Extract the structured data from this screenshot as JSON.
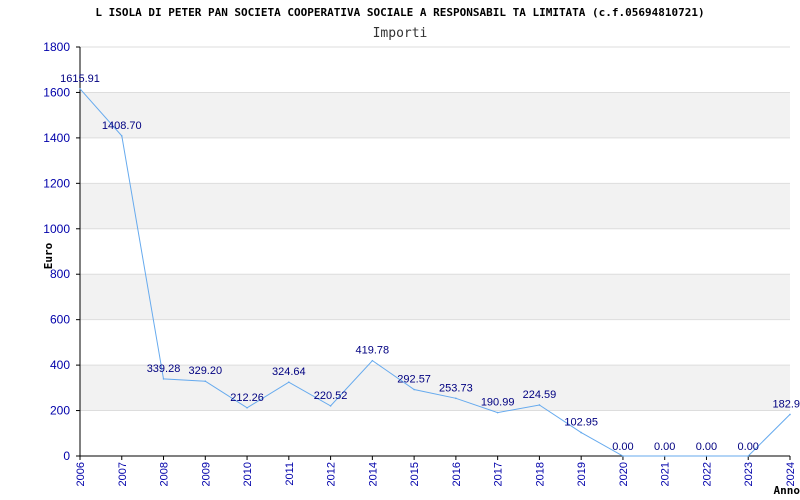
{
  "title": "L ISOLA DI PETER PAN SOCIETA COOPERATIVA SOCIALE A RESPONSABIL TA LIMITATA (c.f.05694810721)",
  "chart_data": {
    "type": "line",
    "title": "Importi",
    "xlabel": "Anno",
    "ylabel": "Euro",
    "ylim": [
      0,
      1800
    ],
    "yticks": [
      "0",
      "200",
      "400",
      "600",
      "800",
      "1000",
      "1200",
      "1400",
      "1600",
      "1800"
    ],
    "grid": true,
    "colors": {
      "line": "#66aaee",
      "band": "#f2f2f2",
      "grid": "#dddddd",
      "tick_text": "#0000aa",
      "label_text": "#000080"
    },
    "categories": [
      "2006",
      "2007",
      "2008",
      "2009",
      "2010",
      "2011",
      "2012",
      "2014",
      "2015",
      "2016",
      "2017",
      "2018",
      "2019",
      "2020",
      "2021",
      "2022",
      "2023",
      "2024"
    ],
    "values": [
      1615.91,
      1408.7,
      339.28,
      329.2,
      212.26,
      324.64,
      220.52,
      419.78,
      292.57,
      253.73,
      190.99,
      224.59,
      102.95,
      0.0,
      0.0,
      0.0,
      0.0,
      182.9
    ],
    "value_labels": [
      "1615.91",
      "1408.70",
      "339.28",
      "329.20",
      "212.26",
      "324.64",
      "220.52",
      "419.78",
      "292.57",
      "253.73",
      "190.99",
      "224.59",
      "102.95",
      "0.00",
      "0.00",
      "0.00",
      "0.00",
      "182.9"
    ]
  }
}
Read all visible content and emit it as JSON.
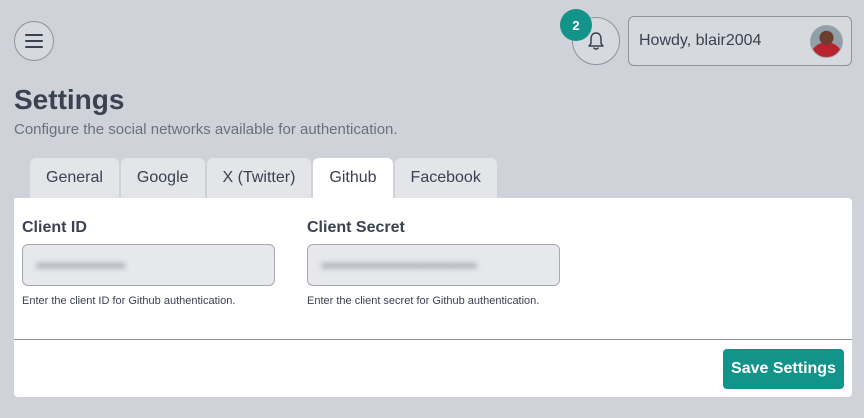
{
  "header": {
    "notification_count": "2",
    "greeting": "Howdy, blair2004"
  },
  "page": {
    "title": "Settings",
    "subtitle": "Configure the social networks available for authentication."
  },
  "tabs": [
    {
      "label": "General"
    },
    {
      "label": "Google"
    },
    {
      "label": "X (Twitter)"
    },
    {
      "label": "Github",
      "active": true
    },
    {
      "label": "Facebook"
    }
  ],
  "form": {
    "client_id": {
      "label": "Client ID",
      "value": "••••••••••••••••",
      "help": "Enter the client ID for Github authentication."
    },
    "client_secret": {
      "label": "Client Secret",
      "value": "••••••••••••••••••••••••••••",
      "help": "Enter the client secret for Github authentication."
    },
    "save_label": "Save Settings"
  },
  "colors": {
    "accent": "#13948a",
    "background": "#cfd2d8"
  },
  "icons": {
    "menu": "hamburger-menu-icon",
    "notifications": "bell-icon"
  }
}
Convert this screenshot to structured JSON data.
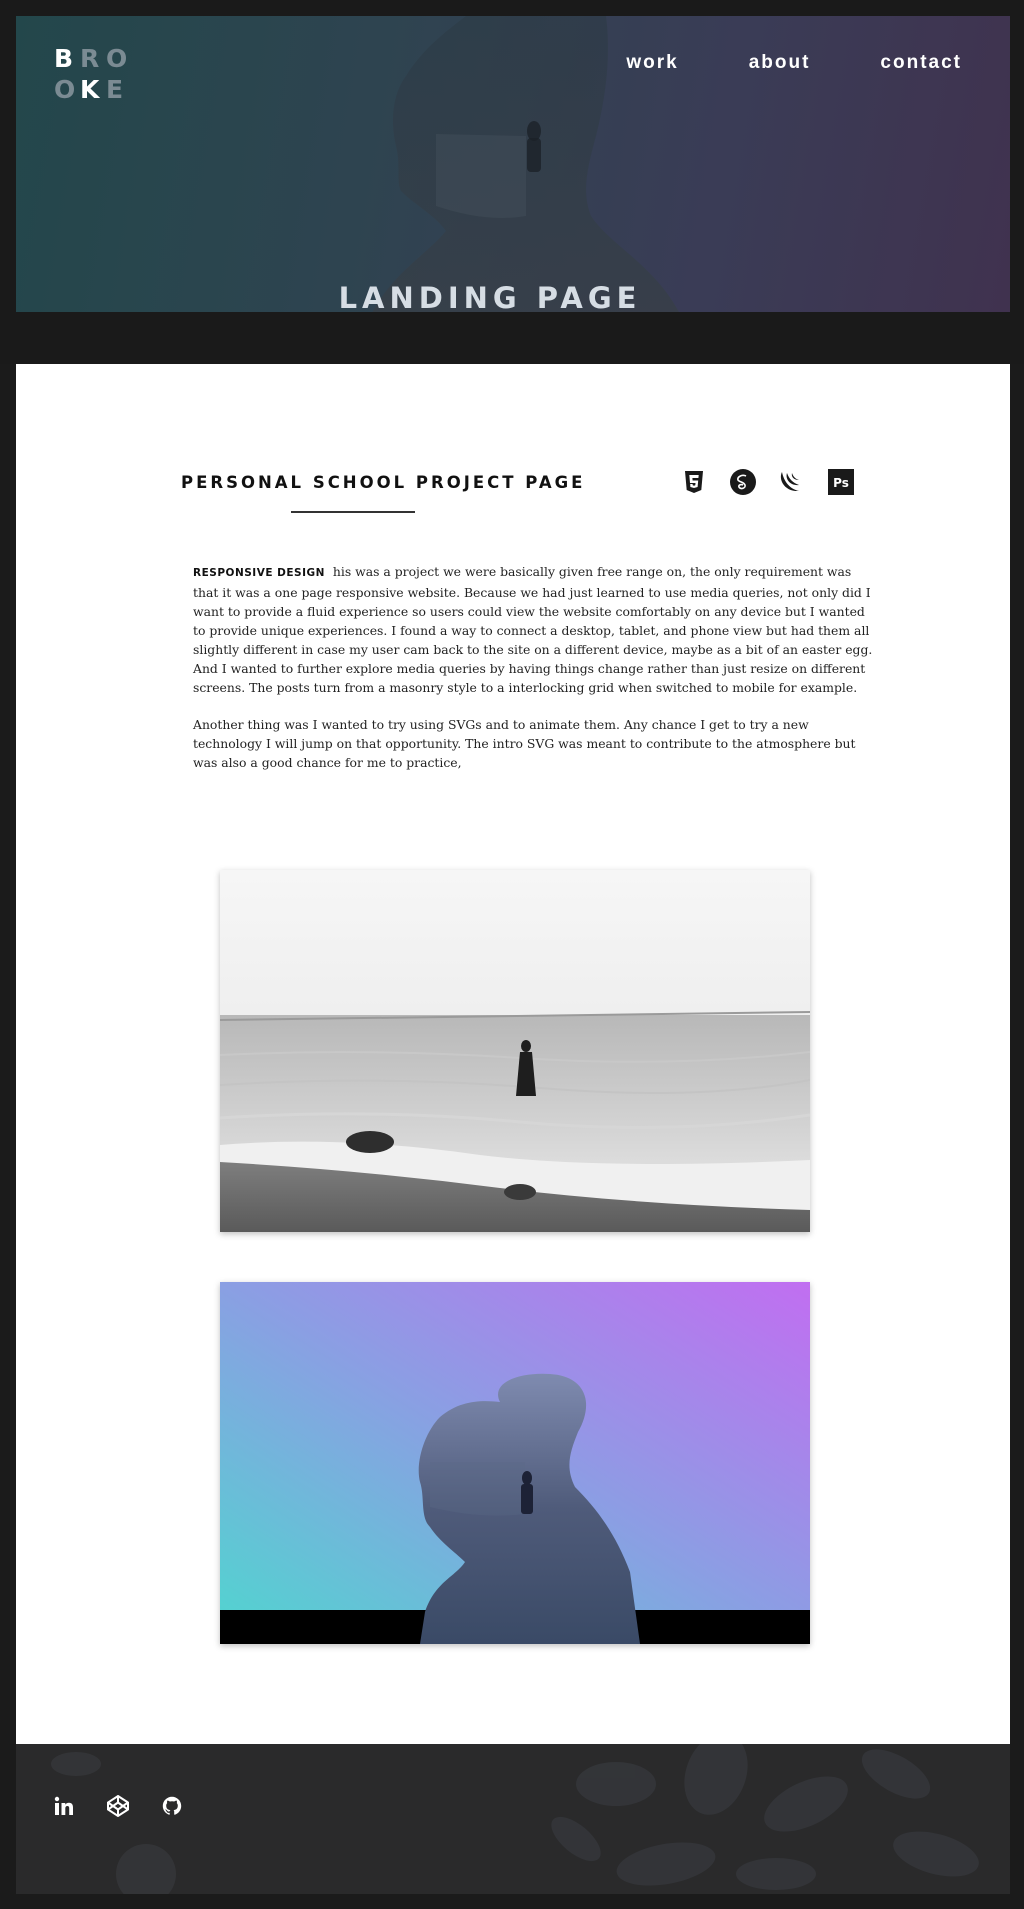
{
  "logo": {
    "letters": [
      "B",
      "R",
      "O",
      "O",
      "K",
      "E"
    ]
  },
  "nav": {
    "items": [
      {
        "label": "work"
      },
      {
        "label": "about"
      },
      {
        "label": "contact"
      }
    ]
  },
  "hero": {
    "title": "LANDING PAGE"
  },
  "project": {
    "title": "PERSONAL SCHOOL PROJECT PAGE",
    "tech_icons": [
      "html5-icon",
      "sass-icon",
      "jquery-icon",
      "photoshop-icon"
    ],
    "photoshop_label": "Ps",
    "lead": "RESPONSIVE DESIGN",
    "paragraph_1": "his was a project we were basically given free range on, the only requirement was that it was a one page responsive website. Because we had just learned to use media queries, not only did I want to provide a fluid experience so users could view the website comfortably on any device but I wanted to provide unique experiences. I found a way to connect a desktop, tablet, and phone view but had them all slightly different in case my user cam back to the site on a different device, maybe as a bit of an easter egg. And I wanted to further explore media queries by having things change rather than just resize on different screens. The posts turn from a masonry style to a interlocking grid when switched to mobile for example.",
    "paragraph_2": "Another thing was I wanted to try using SVGs and to animate them. Any chance I get to try a new technology I will jump on that opportunity. The intro SVG was meant to contribute to the atmosphere but was also a good chance for me to practice,"
  },
  "footer": {
    "social": [
      "linkedin-icon",
      "codepen-icon",
      "github-icon"
    ]
  },
  "colors": {
    "hero_gradient_start": "#23474b",
    "hero_gradient_end": "#40324f",
    "photo2_gradient_start": "#4fd6cf",
    "photo2_gradient_end": "#c16ef1",
    "footer_bg": "#2a2a2b"
  }
}
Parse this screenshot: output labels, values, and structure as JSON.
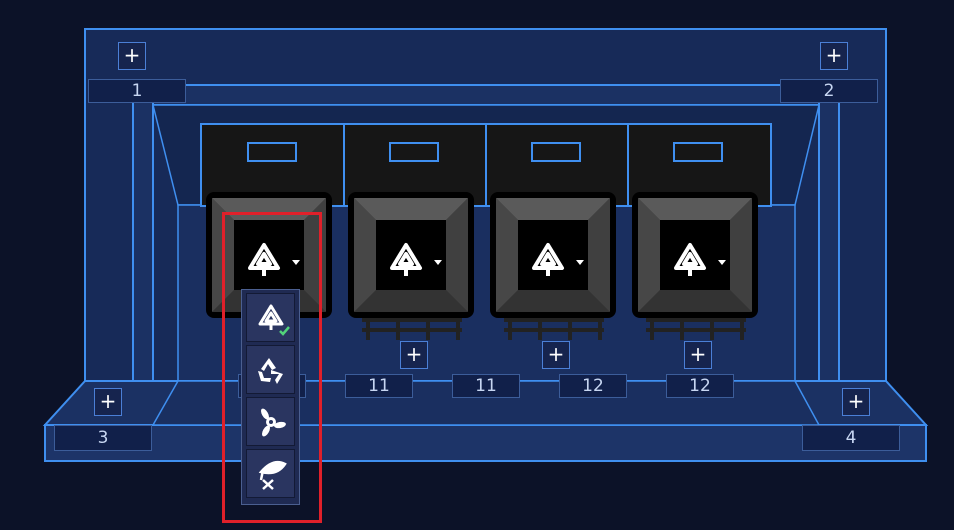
{
  "colors": {
    "background": "#0c1228",
    "frame": "#1b3163",
    "frame_line": "#3f8ff0",
    "highlight": "#e0202a",
    "check": "#52d37a"
  },
  "corner_buttons": [
    {
      "symbol": "+",
      "label": "1"
    },
    {
      "symbol": "+",
      "label": "2"
    },
    {
      "symbol": "+",
      "label": "3"
    },
    {
      "symbol": "+",
      "label": "4"
    }
  ],
  "bins": [
    {
      "icon": "general-waste-icon",
      "dropdown": "caret-down-icon"
    },
    {
      "icon": "general-waste-icon",
      "dropdown": "caret-down-icon"
    },
    {
      "icon": "general-waste-icon",
      "dropdown": "caret-down-icon"
    },
    {
      "icon": "general-waste-icon",
      "dropdown": "caret-down-icon"
    }
  ],
  "bin_buttons": {
    "symbol": "+"
  },
  "bin_labels": [
    "11",
    "11",
    "11",
    "12",
    "12"
  ],
  "waste_menu": {
    "items": [
      {
        "icon": "general-waste-icon",
        "selected": true
      },
      {
        "icon": "recyclable-icon",
        "selected": false
      },
      {
        "icon": "hazardous-waste-icon",
        "selected": false
      },
      {
        "icon": "food-waste-icon",
        "selected": false
      }
    ]
  }
}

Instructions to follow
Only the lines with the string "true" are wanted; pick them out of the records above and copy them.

Result below
    "grid": true,
      "active": true
        "selected": true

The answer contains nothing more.